The installation Paradise Has Many Gates by artist Ajlan Gharem is an impressive 10 x 30 m cage transformed into the shape of a mosque and installed in the desert outside Riyadh, Saudi Arabia. The mosque is a conduit for the symbolic power wielded by all those above the unwitting individual, from elder brother to father, neighbourly imam and, eventually, the state. The mosque is the public square reincarnate but with attendance mandatory, at least socially.
Ajlan Gharem will exhibit Paradise Has Many Gates (2015), a video documenting the installation, at Asia House Gallery in London from 12 to 18 October 2015. This exhibition will be showcasing the latest developments in contemporary art from Saudi Arabia. Videos of performances that took place in the mosque, influenced by the work of French sociologist Pierre Bourdieu, will also form part of Gharem’s presentation.
Born in 1985 in Khamis Mushayt in the South of Saudi Arabia, Ajlan Gharem moved to Abha to pursue an undergraduate degree in Mathematics at King Khalid University.
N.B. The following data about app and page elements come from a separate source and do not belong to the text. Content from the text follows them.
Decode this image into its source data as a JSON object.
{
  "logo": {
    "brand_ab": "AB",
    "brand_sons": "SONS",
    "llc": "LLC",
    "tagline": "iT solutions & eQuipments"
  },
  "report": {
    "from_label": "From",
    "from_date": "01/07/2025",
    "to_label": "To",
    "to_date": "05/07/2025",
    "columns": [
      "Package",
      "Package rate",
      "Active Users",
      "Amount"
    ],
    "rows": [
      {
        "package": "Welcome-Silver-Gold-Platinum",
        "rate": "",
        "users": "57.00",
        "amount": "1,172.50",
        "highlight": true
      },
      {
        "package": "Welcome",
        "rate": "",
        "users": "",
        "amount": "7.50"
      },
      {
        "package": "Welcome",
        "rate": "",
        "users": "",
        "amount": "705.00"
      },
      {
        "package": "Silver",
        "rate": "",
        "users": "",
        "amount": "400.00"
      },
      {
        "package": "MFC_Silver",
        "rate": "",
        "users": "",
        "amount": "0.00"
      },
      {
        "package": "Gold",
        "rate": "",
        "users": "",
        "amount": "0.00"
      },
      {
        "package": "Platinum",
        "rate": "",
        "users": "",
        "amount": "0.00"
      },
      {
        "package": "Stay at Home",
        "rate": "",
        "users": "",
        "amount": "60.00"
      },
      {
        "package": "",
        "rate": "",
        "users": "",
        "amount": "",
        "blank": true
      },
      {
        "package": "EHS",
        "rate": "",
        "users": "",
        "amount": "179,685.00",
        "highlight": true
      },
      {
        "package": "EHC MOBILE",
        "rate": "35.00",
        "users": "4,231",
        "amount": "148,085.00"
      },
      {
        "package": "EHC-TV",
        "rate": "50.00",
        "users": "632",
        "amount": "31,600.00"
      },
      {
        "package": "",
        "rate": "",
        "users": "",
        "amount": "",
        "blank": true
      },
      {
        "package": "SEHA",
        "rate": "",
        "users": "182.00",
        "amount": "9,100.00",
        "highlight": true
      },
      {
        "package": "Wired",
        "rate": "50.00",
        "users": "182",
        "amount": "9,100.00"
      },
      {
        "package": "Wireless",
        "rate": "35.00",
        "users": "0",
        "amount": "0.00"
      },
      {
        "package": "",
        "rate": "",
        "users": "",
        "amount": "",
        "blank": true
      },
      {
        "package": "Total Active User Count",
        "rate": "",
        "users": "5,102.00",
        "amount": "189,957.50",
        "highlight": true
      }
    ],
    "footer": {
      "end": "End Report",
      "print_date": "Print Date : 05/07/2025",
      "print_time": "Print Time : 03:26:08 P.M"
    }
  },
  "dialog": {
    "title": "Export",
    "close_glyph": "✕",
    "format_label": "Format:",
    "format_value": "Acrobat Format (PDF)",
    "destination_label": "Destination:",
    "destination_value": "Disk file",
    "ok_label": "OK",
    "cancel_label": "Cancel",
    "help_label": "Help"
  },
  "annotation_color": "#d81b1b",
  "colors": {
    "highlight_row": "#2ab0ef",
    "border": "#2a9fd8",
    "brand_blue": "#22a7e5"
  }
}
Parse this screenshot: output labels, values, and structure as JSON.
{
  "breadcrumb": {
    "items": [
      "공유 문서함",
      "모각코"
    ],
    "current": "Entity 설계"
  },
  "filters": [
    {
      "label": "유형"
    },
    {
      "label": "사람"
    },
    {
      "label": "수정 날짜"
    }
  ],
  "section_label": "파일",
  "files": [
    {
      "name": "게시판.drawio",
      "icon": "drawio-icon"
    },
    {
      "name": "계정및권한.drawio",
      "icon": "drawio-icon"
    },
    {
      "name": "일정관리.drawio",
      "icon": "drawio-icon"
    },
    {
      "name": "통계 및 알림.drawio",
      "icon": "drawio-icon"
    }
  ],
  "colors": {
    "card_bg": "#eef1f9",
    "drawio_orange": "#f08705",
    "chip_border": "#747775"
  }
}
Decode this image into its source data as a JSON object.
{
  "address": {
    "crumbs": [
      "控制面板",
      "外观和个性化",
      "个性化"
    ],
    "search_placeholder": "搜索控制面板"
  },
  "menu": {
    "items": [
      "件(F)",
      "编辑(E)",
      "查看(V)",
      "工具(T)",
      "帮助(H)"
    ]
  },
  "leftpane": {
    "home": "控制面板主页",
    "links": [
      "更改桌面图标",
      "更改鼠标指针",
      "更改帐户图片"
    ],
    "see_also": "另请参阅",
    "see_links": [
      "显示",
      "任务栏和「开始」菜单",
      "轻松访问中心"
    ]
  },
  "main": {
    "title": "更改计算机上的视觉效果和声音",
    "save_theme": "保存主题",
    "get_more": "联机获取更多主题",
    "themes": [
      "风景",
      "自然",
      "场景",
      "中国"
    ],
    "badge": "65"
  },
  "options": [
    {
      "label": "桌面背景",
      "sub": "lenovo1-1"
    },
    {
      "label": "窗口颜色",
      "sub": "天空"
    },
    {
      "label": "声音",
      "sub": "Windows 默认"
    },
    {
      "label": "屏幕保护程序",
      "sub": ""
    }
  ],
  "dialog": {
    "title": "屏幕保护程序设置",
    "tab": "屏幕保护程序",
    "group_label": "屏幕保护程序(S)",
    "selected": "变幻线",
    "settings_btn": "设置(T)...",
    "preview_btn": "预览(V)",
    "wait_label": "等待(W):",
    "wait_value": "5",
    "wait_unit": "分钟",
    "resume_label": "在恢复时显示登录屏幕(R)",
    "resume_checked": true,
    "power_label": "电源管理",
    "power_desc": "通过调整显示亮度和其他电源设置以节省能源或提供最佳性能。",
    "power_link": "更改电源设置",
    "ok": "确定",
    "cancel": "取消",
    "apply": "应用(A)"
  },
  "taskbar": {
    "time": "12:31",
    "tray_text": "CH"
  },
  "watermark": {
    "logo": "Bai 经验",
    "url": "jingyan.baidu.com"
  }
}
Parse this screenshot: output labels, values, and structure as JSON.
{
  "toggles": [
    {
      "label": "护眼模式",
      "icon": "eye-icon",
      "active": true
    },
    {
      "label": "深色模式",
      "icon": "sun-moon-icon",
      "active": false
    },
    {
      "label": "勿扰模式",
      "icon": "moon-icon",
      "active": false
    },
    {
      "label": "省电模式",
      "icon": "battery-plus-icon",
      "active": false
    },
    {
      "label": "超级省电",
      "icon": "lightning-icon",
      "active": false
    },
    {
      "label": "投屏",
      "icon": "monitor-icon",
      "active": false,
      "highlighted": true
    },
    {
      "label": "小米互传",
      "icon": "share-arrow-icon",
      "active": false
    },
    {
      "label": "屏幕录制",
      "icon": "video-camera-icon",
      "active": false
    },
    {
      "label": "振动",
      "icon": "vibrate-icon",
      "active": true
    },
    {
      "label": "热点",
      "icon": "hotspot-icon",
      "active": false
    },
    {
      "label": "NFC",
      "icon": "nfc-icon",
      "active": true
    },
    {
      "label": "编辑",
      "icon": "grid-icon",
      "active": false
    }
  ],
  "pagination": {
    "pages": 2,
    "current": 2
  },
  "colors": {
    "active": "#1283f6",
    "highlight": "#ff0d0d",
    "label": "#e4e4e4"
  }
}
Now a maths teacher in Alsahabah Public School in Riyadh, Ajlan is a co-founder of Gharem Studio, which supports artists from the Middle East.
Photos courtesy of the artist